Other panelists and audience members discussed the pressing need to revamp the current civics program in Connecticut public schools as a way to increase rates of participation among younger age demographics. Keynote speaker and author of The Gardens of Democracy Eric Liu said that we need to “Make it explicitly and unabashedly about power. Who has a voice and why? Who doesn’t and why not? Literacy and power. I can get excited about that. Action. Practice is what matters so fundamentally. Learn by doing. Learn about civics by doing.”

Stephen Armstrong, a Social Studies Consultant for the Bureau of Teaching and Learning in State Department of Education commented on a recent visit to a public school. When he sat in on a class, students were taking a quiz about the departments of the federal government.

“I can assure you that they were not jumping up and down with excitement when they were answering those quizzes,” Armstrong said. “We think that if we just teach kids more facts about government, that will create citizens…Schools should be places where kids practice citizenship.”

Armstrong played a key role in incorporating civic engagement and civic action components into the new Connecticut Social Studies Framework.

Throughout the night, Smith referenced several other findings of the Civic Health Report, including lower voter turnout for residents with lower levels of education and income. She also touched on data showing that Connecticut residents were relatively confident in public schools and the media compared to other states but lacked confidence in corporations.

Other attendees commented on the role of voting in our country’s system of mass incarceration as well as the role of new technology in the development of modern citizens.

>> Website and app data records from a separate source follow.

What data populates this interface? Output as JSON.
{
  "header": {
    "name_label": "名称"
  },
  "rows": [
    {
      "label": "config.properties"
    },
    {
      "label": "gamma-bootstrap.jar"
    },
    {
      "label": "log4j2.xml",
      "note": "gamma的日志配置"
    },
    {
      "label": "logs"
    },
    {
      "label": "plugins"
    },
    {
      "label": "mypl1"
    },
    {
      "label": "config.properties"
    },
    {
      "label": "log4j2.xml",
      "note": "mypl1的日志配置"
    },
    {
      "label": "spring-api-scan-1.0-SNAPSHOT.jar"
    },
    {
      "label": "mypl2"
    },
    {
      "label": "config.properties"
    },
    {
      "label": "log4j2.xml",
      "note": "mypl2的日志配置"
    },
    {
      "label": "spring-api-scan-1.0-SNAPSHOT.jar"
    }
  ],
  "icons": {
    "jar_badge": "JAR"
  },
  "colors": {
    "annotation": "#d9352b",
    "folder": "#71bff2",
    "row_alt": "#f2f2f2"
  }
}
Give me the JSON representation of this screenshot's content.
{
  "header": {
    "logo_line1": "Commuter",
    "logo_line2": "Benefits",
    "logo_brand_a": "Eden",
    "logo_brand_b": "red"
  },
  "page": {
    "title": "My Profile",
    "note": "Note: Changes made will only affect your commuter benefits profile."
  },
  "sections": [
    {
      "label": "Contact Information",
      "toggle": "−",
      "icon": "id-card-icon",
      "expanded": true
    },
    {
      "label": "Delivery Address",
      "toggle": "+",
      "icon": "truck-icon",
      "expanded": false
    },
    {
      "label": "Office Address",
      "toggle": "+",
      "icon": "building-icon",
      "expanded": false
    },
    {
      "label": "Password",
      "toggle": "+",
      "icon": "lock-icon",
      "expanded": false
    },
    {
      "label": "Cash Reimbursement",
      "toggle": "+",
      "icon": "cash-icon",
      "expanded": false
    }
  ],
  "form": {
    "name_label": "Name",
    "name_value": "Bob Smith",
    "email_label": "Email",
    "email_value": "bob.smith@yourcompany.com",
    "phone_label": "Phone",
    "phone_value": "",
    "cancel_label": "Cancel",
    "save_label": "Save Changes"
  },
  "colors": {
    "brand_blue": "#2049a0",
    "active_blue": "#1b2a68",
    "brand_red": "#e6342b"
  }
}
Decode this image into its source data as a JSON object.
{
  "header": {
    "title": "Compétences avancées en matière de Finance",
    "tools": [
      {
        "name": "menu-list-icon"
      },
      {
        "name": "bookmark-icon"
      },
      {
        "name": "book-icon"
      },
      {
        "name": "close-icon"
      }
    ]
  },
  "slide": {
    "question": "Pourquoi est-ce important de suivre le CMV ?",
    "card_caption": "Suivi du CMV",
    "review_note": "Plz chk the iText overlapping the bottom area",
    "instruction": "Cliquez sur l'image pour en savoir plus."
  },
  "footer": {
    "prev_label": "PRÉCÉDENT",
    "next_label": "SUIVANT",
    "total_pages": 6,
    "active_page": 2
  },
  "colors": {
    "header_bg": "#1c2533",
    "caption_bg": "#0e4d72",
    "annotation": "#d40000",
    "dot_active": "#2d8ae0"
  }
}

Liu offered a closing remark. “We have to start thinking about the world as if we are epidemiologists, but instead of looking at the map of our community and thinking oh where’s the flu outbreak? what are the nodes? what are the households where…all these bad things are happening? We have to look at where are the nodes where good things are happening? Where are the nodes where volunteerism is happening? How may we amplify and accelerate those?”

The program concluded with a few words from Elena Tipton, who is Connecticut’s 2015-2016 Kid Governor and a representative of one of the state’s efforts to increase youth participation in local government.

"Great Citizenship: Building a Better Connecticut" was made possible thanks to generous funding from the National Endowment for the Humanities, CT Humanities, the William Caspar Graustein Memorial Fund, and Connecticut Campus Compact. Emma Zehner is a summer research intern at DataHaven.

Comments